  • How long have you known each other? Do you get along?
  • What happens when there is a dispute?

Sure, you’ll have shareholders agreements and the like to deal with some of this, but often when it’s time to dust off the contracts it is already too late to resolve the situation amicably and it’s time for lawyers at 10 paces. Don’t let the success of your business be hindered by getting involved with someone who is not compatible with you and the long term plans you have. Just as with staff – hire slow, fire quick!

Bonus reason  Plenty of businesses struggle to focus on what is important because they’ve let the simple matter of compliance fall by the roadside. As a business owner you need to be aware of the legal and tax compliance requirements of your business and make sure you adhere to them. Common problems include shoddy bookkeeping, overdue tax returns and BAS, failing to pay superannuation on time, etc. This is all basic stuff and shouldn’t be something that stops your business from achieving greatness. Get someone to handle it for you so you can focus on the real work!

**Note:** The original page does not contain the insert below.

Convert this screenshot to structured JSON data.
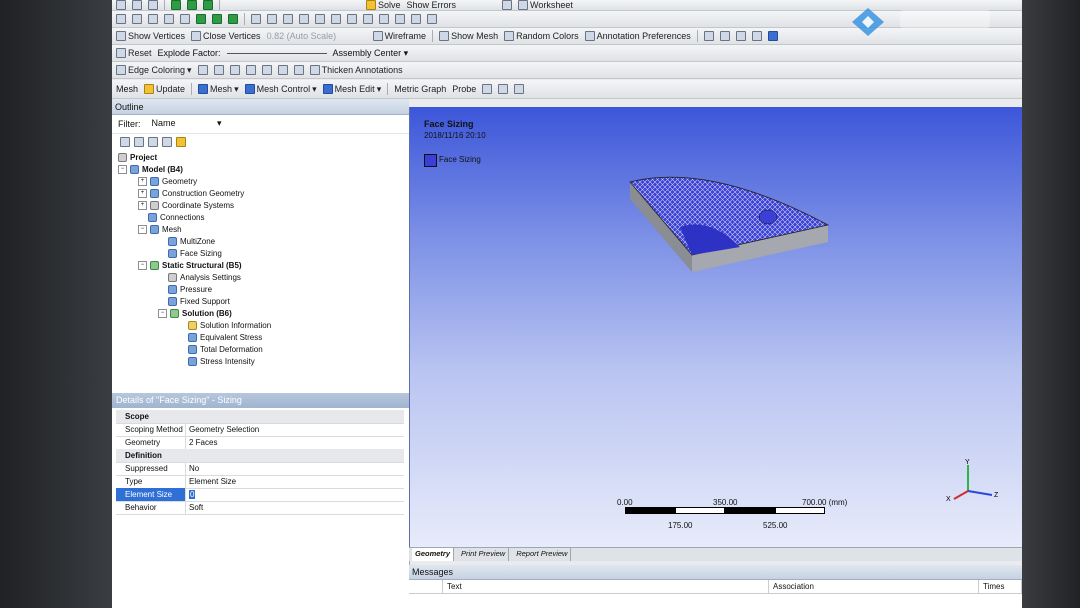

At Generate we work with a wide variety of clients to help them achieve their business goals and have a good time along the way. We offer a range of services outside of your standard tax & accounting including business coaching, virtual CFO and advisory boards – all of which are tailored to meet the specific needs of each client. If you’d like to have a chat about your business please drop us a line, we’d love to help.